▶ [Input]:
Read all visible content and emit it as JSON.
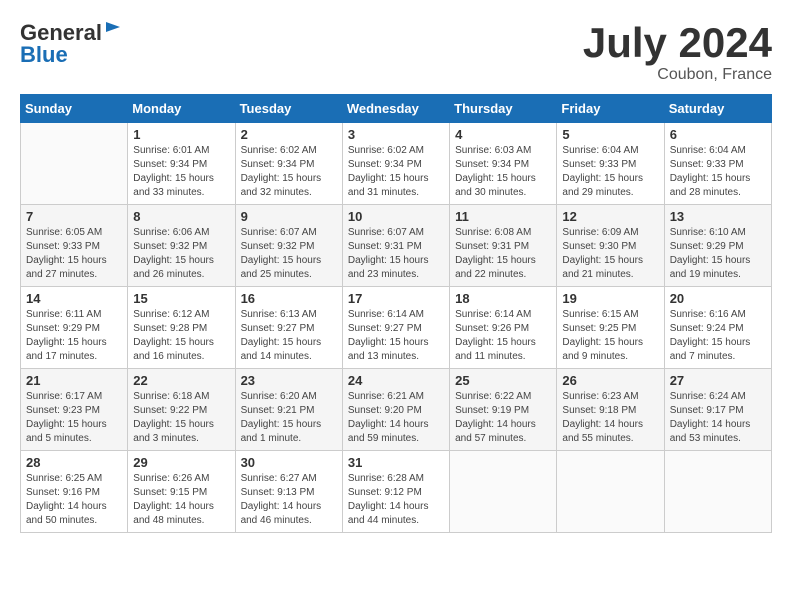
{
  "header": {
    "logo": {
      "general": "General",
      "blue": "Blue"
    },
    "title": "July 2024",
    "location": "Coubon, France"
  },
  "weekdays": [
    "Sunday",
    "Monday",
    "Tuesday",
    "Wednesday",
    "Thursday",
    "Friday",
    "Saturday"
  ],
  "weeks": [
    [
      {
        "day": "",
        "info": ""
      },
      {
        "day": "1",
        "info": "Sunrise: 6:01 AM\nSunset: 9:34 PM\nDaylight: 15 hours\nand 33 minutes."
      },
      {
        "day": "2",
        "info": "Sunrise: 6:02 AM\nSunset: 9:34 PM\nDaylight: 15 hours\nand 32 minutes."
      },
      {
        "day": "3",
        "info": "Sunrise: 6:02 AM\nSunset: 9:34 PM\nDaylight: 15 hours\nand 31 minutes."
      },
      {
        "day": "4",
        "info": "Sunrise: 6:03 AM\nSunset: 9:34 PM\nDaylight: 15 hours\nand 30 minutes."
      },
      {
        "day": "5",
        "info": "Sunrise: 6:04 AM\nSunset: 9:33 PM\nDaylight: 15 hours\nand 29 minutes."
      },
      {
        "day": "6",
        "info": "Sunrise: 6:04 AM\nSunset: 9:33 PM\nDaylight: 15 hours\nand 28 minutes."
      }
    ],
    [
      {
        "day": "7",
        "info": "Sunrise: 6:05 AM\nSunset: 9:33 PM\nDaylight: 15 hours\nand 27 minutes."
      },
      {
        "day": "8",
        "info": "Sunrise: 6:06 AM\nSunset: 9:32 PM\nDaylight: 15 hours\nand 26 minutes."
      },
      {
        "day": "9",
        "info": "Sunrise: 6:07 AM\nSunset: 9:32 PM\nDaylight: 15 hours\nand 25 minutes."
      },
      {
        "day": "10",
        "info": "Sunrise: 6:07 AM\nSunset: 9:31 PM\nDaylight: 15 hours\nand 23 minutes."
      },
      {
        "day": "11",
        "info": "Sunrise: 6:08 AM\nSunset: 9:31 PM\nDaylight: 15 hours\nand 22 minutes."
      },
      {
        "day": "12",
        "info": "Sunrise: 6:09 AM\nSunset: 9:30 PM\nDaylight: 15 hours\nand 21 minutes."
      },
      {
        "day": "13",
        "info": "Sunrise: 6:10 AM\nSunset: 9:29 PM\nDaylight: 15 hours\nand 19 minutes."
      }
    ],
    [
      {
        "day": "14",
        "info": "Sunrise: 6:11 AM\nSunset: 9:29 PM\nDaylight: 15 hours\nand 17 minutes."
      },
      {
        "day": "15",
        "info": "Sunrise: 6:12 AM\nSunset: 9:28 PM\nDaylight: 15 hours\nand 16 minutes."
      },
      {
        "day": "16",
        "info": "Sunrise: 6:13 AM\nSunset: 9:27 PM\nDaylight: 15 hours\nand 14 minutes."
      },
      {
        "day": "17",
        "info": "Sunrise: 6:14 AM\nSunset: 9:27 PM\nDaylight: 15 hours\nand 13 minutes."
      },
      {
        "day": "18",
        "info": "Sunrise: 6:14 AM\nSunset: 9:26 PM\nDaylight: 15 hours\nand 11 minutes."
      },
      {
        "day": "19",
        "info": "Sunrise: 6:15 AM\nSunset: 9:25 PM\nDaylight: 15 hours\nand 9 minutes."
      },
      {
        "day": "20",
        "info": "Sunrise: 6:16 AM\nSunset: 9:24 PM\nDaylight: 15 hours\nand 7 minutes."
      }
    ],
    [
      {
        "day": "21",
        "info": "Sunrise: 6:17 AM\nSunset: 9:23 PM\nDaylight: 15 hours\nand 5 minutes."
      },
      {
        "day": "22",
        "info": "Sunrise: 6:18 AM\nSunset: 9:22 PM\nDaylight: 15 hours\nand 3 minutes."
      },
      {
        "day": "23",
        "info": "Sunrise: 6:20 AM\nSunset: 9:21 PM\nDaylight: 15 hours\nand 1 minute."
      },
      {
        "day": "24",
        "info": "Sunrise: 6:21 AM\nSunset: 9:20 PM\nDaylight: 14 hours\nand 59 minutes."
      },
      {
        "day": "25",
        "info": "Sunrise: 6:22 AM\nSunset: 9:19 PM\nDaylight: 14 hours\nand 57 minutes."
      },
      {
        "day": "26",
        "info": "Sunrise: 6:23 AM\nSunset: 9:18 PM\nDaylight: 14 hours\nand 55 minutes."
      },
      {
        "day": "27",
        "info": "Sunrise: 6:24 AM\nSunset: 9:17 PM\nDaylight: 14 hours\nand 53 minutes."
      }
    ],
    [
      {
        "day": "28",
        "info": "Sunrise: 6:25 AM\nSunset: 9:16 PM\nDaylight: 14 hours\nand 50 minutes."
      },
      {
        "day": "29",
        "info": "Sunrise: 6:26 AM\nSunset: 9:15 PM\nDaylight: 14 hours\nand 48 minutes."
      },
      {
        "day": "30",
        "info": "Sunrise: 6:27 AM\nSunset: 9:13 PM\nDaylight: 14 hours\nand 46 minutes."
      },
      {
        "day": "31",
        "info": "Sunrise: 6:28 AM\nSunset: 9:12 PM\nDaylight: 14 hours\nand 44 minutes."
      },
      {
        "day": "",
        "info": ""
      },
      {
        "day": "",
        "info": ""
      },
      {
        "day": "",
        "info": ""
      }
    ]
  ]
}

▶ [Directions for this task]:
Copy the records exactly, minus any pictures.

▶ [Answer to this task]:
Read all visible content and emit it as JSON.
{
  "header": {
    "logo": {
      "general": "General",
      "blue": "Blue"
    },
    "title": "July 2024",
    "location": "Coubon, France"
  },
  "weekdays": [
    "Sunday",
    "Monday",
    "Tuesday",
    "Wednesday",
    "Thursday",
    "Friday",
    "Saturday"
  ],
  "weeks": [
    [
      {
        "day": "",
        "info": ""
      },
      {
        "day": "1",
        "info": "Sunrise: 6:01 AM\nSunset: 9:34 PM\nDaylight: 15 hours\nand 33 minutes."
      },
      {
        "day": "2",
        "info": "Sunrise: 6:02 AM\nSunset: 9:34 PM\nDaylight: 15 hours\nand 32 minutes."
      },
      {
        "day": "3",
        "info": "Sunrise: 6:02 AM\nSunset: 9:34 PM\nDaylight: 15 hours\nand 31 minutes."
      },
      {
        "day": "4",
        "info": "Sunrise: 6:03 AM\nSunset: 9:34 PM\nDaylight: 15 hours\nand 30 minutes."
      },
      {
        "day": "5",
        "info": "Sunrise: 6:04 AM\nSunset: 9:33 PM\nDaylight: 15 hours\nand 29 minutes."
      },
      {
        "day": "6",
        "info": "Sunrise: 6:04 AM\nSunset: 9:33 PM\nDaylight: 15 hours\nand 28 minutes."
      }
    ],
    [
      {
        "day": "7",
        "info": "Sunrise: 6:05 AM\nSunset: 9:33 PM\nDaylight: 15 hours\nand 27 minutes."
      },
      {
        "day": "8",
        "info": "Sunrise: 6:06 AM\nSunset: 9:32 PM\nDaylight: 15 hours\nand 26 minutes."
      },
      {
        "day": "9",
        "info": "Sunrise: 6:07 AM\nSunset: 9:32 PM\nDaylight: 15 hours\nand 25 minutes."
      },
      {
        "day": "10",
        "info": "Sunrise: 6:07 AM\nSunset: 9:31 PM\nDaylight: 15 hours\nand 23 minutes."
      },
      {
        "day": "11",
        "info": "Sunrise: 6:08 AM\nSunset: 9:31 PM\nDaylight: 15 hours\nand 22 minutes."
      },
      {
        "day": "12",
        "info": "Sunrise: 6:09 AM\nSunset: 9:30 PM\nDaylight: 15 hours\nand 21 minutes."
      },
      {
        "day": "13",
        "info": "Sunrise: 6:10 AM\nSunset: 9:29 PM\nDaylight: 15 hours\nand 19 minutes."
      }
    ],
    [
      {
        "day": "14",
        "info": "Sunrise: 6:11 AM\nSunset: 9:29 PM\nDaylight: 15 hours\nand 17 minutes."
      },
      {
        "day": "15",
        "info": "Sunrise: 6:12 AM\nSunset: 9:28 PM\nDaylight: 15 hours\nand 16 minutes."
      },
      {
        "day": "16",
        "info": "Sunrise: 6:13 AM\nSunset: 9:27 PM\nDaylight: 15 hours\nand 14 minutes."
      },
      {
        "day": "17",
        "info": "Sunrise: 6:14 AM\nSunset: 9:27 PM\nDaylight: 15 hours\nand 13 minutes."
      },
      {
        "day": "18",
        "info": "Sunrise: 6:14 AM\nSunset: 9:26 PM\nDaylight: 15 hours\nand 11 minutes."
      },
      {
        "day": "19",
        "info": "Sunrise: 6:15 AM\nSunset: 9:25 PM\nDaylight: 15 hours\nand 9 minutes."
      },
      {
        "day": "20",
        "info": "Sunrise: 6:16 AM\nSunset: 9:24 PM\nDaylight: 15 hours\nand 7 minutes."
      }
    ],
    [
      {
        "day": "21",
        "info": "Sunrise: 6:17 AM\nSunset: 9:23 PM\nDaylight: 15 hours\nand 5 minutes."
      },
      {
        "day": "22",
        "info": "Sunrise: 6:18 AM\nSunset: 9:22 PM\nDaylight: 15 hours\nand 3 minutes."
      },
      {
        "day": "23",
        "info": "Sunrise: 6:20 AM\nSunset: 9:21 PM\nDaylight: 15 hours\nand 1 minute."
      },
      {
        "day": "24",
        "info": "Sunrise: 6:21 AM\nSunset: 9:20 PM\nDaylight: 14 hours\nand 59 minutes."
      },
      {
        "day": "25",
        "info": "Sunrise: 6:22 AM\nSunset: 9:19 PM\nDaylight: 14 hours\nand 57 minutes."
      },
      {
        "day": "26",
        "info": "Sunrise: 6:23 AM\nSunset: 9:18 PM\nDaylight: 14 hours\nand 55 minutes."
      },
      {
        "day": "27",
        "info": "Sunrise: 6:24 AM\nSunset: 9:17 PM\nDaylight: 14 hours\nand 53 minutes."
      }
    ],
    [
      {
        "day": "28",
        "info": "Sunrise: 6:25 AM\nSunset: 9:16 PM\nDaylight: 14 hours\nand 50 minutes."
      },
      {
        "day": "29",
        "info": "Sunrise: 6:26 AM\nSunset: 9:15 PM\nDaylight: 14 hours\nand 48 minutes."
      },
      {
        "day": "30",
        "info": "Sunrise: 6:27 AM\nSunset: 9:13 PM\nDaylight: 14 hours\nand 46 minutes."
      },
      {
        "day": "31",
        "info": "Sunrise: 6:28 AM\nSunset: 9:12 PM\nDaylight: 14 hours\nand 44 minutes."
      },
      {
        "day": "",
        "info": ""
      },
      {
        "day": "",
        "info": ""
      },
      {
        "day": "",
        "info": ""
      }
    ]
  ]
}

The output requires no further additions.